For example, if you have a 1-volt supply and you connect a 10k resistor between the supply and ground, then the voltage across the resistor will be 9 volts. Since 9 volts less than 1 volt equals 8 volts more than 0 volts, there won't be any current flow through the resistor.

However, if you connect a 100k resistor instead, then the voltage across it will be 8 volts too. Since this is still less than 1 volt, there will still be no current flow through the resistor.

This equation, I = v/r, states that the current I flowing through a circuit is proportional to the voltage (v) and inversely proportional to the resistance (r). In **other words**, increasing the voltage causes an increase in current. However, increasing the resistance causes the current to drop. Therefore, to keep **the current constant**, we must either increase the voltage or decrease the resistance.

Voltage can be thought of as pressure pushing electrons through a conductor. The more voltage there is, the more likely it is for an electron to leave its place in the conductor and travel to another place with **energy conserving**. This means that more current will flow through the conductor.
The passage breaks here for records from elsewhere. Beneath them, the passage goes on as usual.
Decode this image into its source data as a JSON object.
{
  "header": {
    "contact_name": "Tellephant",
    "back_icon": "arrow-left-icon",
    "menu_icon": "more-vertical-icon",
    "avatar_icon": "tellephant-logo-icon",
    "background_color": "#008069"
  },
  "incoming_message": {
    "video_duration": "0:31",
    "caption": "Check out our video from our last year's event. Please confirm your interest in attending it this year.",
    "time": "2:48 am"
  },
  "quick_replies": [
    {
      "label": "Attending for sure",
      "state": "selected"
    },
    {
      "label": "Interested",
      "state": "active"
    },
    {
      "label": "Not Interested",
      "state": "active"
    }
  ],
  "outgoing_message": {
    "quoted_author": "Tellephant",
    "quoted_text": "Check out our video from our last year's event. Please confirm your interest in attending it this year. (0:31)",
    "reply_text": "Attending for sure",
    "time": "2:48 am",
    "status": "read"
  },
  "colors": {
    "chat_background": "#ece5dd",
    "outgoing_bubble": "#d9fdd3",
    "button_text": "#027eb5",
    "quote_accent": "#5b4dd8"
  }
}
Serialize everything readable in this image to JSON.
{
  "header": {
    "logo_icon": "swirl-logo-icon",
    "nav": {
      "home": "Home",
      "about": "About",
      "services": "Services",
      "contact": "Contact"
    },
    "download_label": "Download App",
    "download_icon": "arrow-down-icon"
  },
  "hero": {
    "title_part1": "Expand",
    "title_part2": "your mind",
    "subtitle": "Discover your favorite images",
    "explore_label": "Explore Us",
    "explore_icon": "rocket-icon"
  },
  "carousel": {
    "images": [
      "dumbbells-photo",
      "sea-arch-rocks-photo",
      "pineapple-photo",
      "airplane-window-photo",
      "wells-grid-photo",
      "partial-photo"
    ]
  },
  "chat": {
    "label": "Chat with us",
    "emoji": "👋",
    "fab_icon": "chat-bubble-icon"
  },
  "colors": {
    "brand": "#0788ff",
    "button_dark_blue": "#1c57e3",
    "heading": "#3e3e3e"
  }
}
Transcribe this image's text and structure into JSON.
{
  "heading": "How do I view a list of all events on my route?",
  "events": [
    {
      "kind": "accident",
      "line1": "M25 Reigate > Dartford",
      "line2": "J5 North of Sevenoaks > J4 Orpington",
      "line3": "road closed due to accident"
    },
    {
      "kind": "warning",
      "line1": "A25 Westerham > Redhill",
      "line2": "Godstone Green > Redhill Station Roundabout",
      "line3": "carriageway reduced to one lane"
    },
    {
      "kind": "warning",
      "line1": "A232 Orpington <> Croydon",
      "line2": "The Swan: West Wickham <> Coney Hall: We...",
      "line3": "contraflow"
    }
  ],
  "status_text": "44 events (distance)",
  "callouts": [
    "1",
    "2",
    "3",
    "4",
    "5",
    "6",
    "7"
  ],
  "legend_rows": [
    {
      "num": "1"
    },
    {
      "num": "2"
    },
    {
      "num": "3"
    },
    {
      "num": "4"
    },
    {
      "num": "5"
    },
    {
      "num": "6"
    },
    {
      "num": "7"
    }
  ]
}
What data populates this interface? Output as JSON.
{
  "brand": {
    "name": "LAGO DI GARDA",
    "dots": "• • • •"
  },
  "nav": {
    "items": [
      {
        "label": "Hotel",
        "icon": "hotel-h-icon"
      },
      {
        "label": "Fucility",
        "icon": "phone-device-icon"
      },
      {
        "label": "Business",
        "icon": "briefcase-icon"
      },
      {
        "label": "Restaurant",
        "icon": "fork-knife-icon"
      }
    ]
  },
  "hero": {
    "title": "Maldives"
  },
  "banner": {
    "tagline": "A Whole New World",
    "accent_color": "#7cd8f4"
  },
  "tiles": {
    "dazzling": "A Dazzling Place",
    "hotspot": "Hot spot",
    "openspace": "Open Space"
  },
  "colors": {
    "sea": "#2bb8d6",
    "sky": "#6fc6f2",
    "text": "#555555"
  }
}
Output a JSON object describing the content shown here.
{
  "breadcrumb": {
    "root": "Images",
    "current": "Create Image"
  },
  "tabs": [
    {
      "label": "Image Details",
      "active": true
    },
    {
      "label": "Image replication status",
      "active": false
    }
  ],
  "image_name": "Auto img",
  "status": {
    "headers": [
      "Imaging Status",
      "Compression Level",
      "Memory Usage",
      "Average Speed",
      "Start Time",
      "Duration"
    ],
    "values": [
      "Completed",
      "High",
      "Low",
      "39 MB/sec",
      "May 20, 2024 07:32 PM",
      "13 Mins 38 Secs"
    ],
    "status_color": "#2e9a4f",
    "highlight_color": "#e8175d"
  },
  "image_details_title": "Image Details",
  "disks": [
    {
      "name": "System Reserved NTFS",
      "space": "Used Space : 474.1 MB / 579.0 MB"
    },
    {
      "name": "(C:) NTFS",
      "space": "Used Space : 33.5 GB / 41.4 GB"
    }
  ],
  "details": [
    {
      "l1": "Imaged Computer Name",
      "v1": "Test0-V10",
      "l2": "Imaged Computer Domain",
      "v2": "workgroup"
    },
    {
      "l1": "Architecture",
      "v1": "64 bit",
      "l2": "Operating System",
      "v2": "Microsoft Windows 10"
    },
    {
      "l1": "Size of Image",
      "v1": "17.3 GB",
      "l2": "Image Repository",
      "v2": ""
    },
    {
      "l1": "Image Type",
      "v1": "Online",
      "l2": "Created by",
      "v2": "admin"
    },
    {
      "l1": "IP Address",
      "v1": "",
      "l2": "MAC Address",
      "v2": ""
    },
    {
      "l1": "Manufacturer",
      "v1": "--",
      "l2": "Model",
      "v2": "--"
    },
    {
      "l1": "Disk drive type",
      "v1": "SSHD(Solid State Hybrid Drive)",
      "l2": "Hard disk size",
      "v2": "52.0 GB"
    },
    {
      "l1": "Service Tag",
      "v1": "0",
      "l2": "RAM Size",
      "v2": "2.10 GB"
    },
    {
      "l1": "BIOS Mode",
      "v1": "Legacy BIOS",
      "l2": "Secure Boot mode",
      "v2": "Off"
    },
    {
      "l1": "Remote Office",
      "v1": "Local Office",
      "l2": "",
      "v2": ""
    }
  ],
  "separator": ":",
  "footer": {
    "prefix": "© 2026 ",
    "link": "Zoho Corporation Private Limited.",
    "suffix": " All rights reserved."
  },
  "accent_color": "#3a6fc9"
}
Resistance is the barrier preventing electrons from moving through a conductor. The higher the resistance, the less likely it is for an electron to cross the gap between **two points** in the conductor.

So, increasing voltage will cause an increase in current, while increasing resistance will cause the current to drop. If you want to test yourself: take a look at my diagram below. It shows the effect of resistance on current.

When a simple voltage source feeds **a single simple resistance**, power consumption in the resistance increases as the resistance lowers because current increases as voltage falls. Taking into consideration the source's internal resistance, however, it will begin to decline at **some time**. At first glance this might not seem significant because reduced resistance means more current and thus increased power consumption. But remember that the voltage source is also reducing **its output**, so there will be times when the resistance is very low yet the power supply is still delivering a full voltage.

The situation becomes much more complicated if we have a circuit with many different resistors. Current will flow through any open circuit or short circuit, so the only way to reduce the power consumed by such a circuit is to make all the components more conductive. This can be done by using better materials or by increasing the number of circuits or transistors on a chip. It is also possible to control the amount of current flowing through each component - for example by using MOSFETs (metal-oxide-semiconductor field-effect transistors) as switches - but this requires additional circuitry.

In general, the power consumption of active circuits will increase as their resistance drops, until a point where further reduction leads to lower voltages and thus inactive components. At this point the power consumption begins to rise again as more energy is needed to keep the circuit awake.